Web page and app entries
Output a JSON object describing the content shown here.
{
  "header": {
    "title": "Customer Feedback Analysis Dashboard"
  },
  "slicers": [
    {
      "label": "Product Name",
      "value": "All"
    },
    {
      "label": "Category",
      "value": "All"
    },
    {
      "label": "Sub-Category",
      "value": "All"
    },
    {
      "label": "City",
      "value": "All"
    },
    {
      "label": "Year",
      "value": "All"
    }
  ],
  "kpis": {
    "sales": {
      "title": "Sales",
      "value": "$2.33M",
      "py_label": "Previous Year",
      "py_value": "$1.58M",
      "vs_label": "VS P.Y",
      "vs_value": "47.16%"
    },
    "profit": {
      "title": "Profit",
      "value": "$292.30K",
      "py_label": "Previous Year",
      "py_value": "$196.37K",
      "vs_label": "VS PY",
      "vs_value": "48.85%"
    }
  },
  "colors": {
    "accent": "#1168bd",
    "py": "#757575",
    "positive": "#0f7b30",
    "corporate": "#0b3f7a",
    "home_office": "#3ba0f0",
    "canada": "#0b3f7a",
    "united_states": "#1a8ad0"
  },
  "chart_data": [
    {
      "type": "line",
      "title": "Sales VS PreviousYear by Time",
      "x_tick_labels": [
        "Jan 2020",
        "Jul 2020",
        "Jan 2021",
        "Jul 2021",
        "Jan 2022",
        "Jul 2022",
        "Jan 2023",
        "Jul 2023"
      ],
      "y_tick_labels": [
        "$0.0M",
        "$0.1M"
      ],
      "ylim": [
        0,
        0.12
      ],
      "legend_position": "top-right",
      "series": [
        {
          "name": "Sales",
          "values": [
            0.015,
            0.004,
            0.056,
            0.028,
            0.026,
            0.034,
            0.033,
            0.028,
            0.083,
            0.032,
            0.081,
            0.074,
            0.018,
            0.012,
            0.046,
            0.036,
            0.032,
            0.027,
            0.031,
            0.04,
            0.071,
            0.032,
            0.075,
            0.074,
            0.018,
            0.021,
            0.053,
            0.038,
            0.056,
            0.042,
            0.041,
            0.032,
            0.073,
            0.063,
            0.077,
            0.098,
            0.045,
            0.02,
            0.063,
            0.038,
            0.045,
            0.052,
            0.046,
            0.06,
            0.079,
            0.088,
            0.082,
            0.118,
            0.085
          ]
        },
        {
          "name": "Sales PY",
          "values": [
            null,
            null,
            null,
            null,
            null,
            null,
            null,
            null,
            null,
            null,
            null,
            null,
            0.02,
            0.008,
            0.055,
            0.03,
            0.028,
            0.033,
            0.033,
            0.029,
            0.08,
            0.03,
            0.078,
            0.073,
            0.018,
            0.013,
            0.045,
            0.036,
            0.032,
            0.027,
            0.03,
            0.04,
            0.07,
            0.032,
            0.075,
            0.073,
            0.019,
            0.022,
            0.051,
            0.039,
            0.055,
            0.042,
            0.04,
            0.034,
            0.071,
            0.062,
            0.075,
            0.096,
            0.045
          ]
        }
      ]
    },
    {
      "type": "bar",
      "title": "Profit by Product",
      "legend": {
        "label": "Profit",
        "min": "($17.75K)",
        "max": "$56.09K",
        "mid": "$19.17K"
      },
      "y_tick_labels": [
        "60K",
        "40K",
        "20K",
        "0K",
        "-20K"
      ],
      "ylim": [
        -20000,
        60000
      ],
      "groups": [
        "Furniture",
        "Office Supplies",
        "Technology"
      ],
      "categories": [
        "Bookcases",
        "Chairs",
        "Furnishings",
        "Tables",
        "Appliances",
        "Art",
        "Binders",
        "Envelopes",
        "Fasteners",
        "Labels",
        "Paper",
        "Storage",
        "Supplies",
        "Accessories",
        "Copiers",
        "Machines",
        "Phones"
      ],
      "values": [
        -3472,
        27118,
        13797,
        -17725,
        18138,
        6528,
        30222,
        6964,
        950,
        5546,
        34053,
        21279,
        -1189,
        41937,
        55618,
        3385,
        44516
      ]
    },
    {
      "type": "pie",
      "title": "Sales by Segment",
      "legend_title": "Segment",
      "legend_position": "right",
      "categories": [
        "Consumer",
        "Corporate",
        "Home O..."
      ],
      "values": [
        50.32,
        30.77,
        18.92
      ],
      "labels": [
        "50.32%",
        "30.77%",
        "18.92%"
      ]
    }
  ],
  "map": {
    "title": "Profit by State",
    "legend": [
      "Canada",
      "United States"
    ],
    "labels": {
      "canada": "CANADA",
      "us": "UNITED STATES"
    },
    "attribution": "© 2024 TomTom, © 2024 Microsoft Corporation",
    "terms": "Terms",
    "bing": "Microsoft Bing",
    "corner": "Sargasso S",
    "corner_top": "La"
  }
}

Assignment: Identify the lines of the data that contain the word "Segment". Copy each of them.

Solution:
      "title": "Sales by Segment",
      "legend_title": "Segment",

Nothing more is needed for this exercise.